As the parent of a young child, you may be concerned about his or her oral health. Still, it can seem like a daunting task to make a youngster brush for two minutes twice a day. However, there are ways to encourage your child to participate in a structured oral health regimen to protect his or her teeth and gums. Here are a few things you can do to encourage proper brushing:
Whether your child is dealing with a severe overbite or overcrowding of the upper teeth, an orthodontic expander can be a great option for repair. While this treatment is effective, it must begin in the early stages of your child's jaw development. Repairing issues with your child's jaw may begin as early as 14 years of age, which may cause your teenager to feel nervous and overwhelmed at the thought of wearing the expander in their mouth.

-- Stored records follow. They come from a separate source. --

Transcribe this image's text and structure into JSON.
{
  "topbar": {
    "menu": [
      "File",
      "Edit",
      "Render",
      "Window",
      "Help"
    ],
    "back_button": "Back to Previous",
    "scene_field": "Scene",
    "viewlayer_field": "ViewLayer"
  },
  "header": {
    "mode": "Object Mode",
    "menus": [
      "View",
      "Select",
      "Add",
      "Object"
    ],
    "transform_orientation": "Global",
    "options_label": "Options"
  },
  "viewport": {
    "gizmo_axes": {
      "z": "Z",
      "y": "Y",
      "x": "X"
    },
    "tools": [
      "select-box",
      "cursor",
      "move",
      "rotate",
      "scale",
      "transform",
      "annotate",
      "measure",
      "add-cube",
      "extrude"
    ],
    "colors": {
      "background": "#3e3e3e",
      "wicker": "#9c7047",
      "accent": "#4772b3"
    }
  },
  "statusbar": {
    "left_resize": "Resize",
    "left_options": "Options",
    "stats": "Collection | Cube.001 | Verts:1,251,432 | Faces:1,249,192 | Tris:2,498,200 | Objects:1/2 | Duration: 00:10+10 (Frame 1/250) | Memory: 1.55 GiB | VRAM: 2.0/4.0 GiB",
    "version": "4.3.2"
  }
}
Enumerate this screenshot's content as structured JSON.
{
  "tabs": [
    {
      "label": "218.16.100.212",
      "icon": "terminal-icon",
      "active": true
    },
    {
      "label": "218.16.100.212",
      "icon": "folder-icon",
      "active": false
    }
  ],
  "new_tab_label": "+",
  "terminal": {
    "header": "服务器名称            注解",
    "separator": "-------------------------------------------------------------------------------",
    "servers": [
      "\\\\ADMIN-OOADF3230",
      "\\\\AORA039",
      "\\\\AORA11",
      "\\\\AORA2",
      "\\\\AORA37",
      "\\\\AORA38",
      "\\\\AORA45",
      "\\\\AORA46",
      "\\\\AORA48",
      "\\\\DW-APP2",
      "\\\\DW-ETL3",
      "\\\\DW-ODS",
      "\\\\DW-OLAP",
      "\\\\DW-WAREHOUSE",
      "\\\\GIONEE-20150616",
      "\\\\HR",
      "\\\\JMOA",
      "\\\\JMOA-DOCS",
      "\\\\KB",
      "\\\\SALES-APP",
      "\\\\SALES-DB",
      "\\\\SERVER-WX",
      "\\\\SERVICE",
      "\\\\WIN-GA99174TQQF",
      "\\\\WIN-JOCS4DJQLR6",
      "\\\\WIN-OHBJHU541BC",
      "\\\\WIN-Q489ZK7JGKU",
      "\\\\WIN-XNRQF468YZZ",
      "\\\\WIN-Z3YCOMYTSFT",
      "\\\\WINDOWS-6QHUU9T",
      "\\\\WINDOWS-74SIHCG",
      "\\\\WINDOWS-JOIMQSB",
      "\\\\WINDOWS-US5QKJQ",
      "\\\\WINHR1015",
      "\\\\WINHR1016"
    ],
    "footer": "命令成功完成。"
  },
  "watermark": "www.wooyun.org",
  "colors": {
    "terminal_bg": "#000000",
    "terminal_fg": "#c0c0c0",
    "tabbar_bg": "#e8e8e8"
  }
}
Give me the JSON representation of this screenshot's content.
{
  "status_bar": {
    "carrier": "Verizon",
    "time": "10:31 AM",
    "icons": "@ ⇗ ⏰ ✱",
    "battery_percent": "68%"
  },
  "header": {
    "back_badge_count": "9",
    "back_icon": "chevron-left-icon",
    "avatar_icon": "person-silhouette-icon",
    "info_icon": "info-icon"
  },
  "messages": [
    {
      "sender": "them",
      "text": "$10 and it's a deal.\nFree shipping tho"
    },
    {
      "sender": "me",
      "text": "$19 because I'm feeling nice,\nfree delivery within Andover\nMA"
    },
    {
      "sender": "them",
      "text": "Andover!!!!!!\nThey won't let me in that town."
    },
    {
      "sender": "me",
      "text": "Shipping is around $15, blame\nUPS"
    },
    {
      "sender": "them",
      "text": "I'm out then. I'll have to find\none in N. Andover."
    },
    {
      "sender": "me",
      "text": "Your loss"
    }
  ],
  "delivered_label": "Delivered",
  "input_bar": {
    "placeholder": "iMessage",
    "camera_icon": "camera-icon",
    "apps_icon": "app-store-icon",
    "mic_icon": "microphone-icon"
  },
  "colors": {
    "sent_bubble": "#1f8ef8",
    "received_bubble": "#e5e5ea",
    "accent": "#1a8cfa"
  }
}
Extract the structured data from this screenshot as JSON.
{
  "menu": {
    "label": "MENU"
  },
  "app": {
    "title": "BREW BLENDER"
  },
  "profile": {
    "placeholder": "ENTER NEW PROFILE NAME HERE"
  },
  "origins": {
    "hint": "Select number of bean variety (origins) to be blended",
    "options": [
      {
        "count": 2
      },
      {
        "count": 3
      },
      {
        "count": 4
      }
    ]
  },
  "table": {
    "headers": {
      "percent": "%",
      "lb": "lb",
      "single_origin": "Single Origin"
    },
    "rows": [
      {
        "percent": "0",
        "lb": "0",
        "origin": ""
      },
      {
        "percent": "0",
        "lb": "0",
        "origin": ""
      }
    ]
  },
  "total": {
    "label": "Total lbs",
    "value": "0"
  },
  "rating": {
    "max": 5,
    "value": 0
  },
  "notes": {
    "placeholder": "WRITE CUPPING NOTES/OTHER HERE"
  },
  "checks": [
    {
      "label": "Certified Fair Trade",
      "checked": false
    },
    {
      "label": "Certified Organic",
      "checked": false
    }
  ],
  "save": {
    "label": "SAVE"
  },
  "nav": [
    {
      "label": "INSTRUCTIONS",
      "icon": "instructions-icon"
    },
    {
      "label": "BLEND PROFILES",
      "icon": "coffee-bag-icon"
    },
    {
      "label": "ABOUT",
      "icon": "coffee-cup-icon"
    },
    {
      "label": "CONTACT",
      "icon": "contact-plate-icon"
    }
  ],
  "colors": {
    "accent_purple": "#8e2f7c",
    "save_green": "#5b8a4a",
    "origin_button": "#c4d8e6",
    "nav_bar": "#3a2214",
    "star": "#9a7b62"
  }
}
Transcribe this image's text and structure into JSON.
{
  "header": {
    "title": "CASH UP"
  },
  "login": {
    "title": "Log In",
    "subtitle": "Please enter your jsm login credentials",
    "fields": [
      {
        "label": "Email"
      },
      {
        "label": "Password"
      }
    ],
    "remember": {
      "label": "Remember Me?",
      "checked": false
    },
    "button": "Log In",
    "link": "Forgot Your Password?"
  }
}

If you are missing one or more teeth, chances are good that you are considering a dental implant. Dental implants are made from titanium and are attached to your jawbone. A titanium implant has a cap on it, giving the impression that you are not missing any teeth. You need to get dental implants if you are worried about maintaining a healthy-looking smile because, if there is a gap between any of your teeth, your other teeth will start to collapse inwards towards that gap.
Taking your child to the dentist can be nerve wracking enough. However, when your child is a toddler that has a lot of energy it can be even more difficult. By being creative and taking some extra steps when planning your child's trip to the dentist, you can make the entire appointment go much better for both of you, as well as for the dental staff. Work with your child's schedule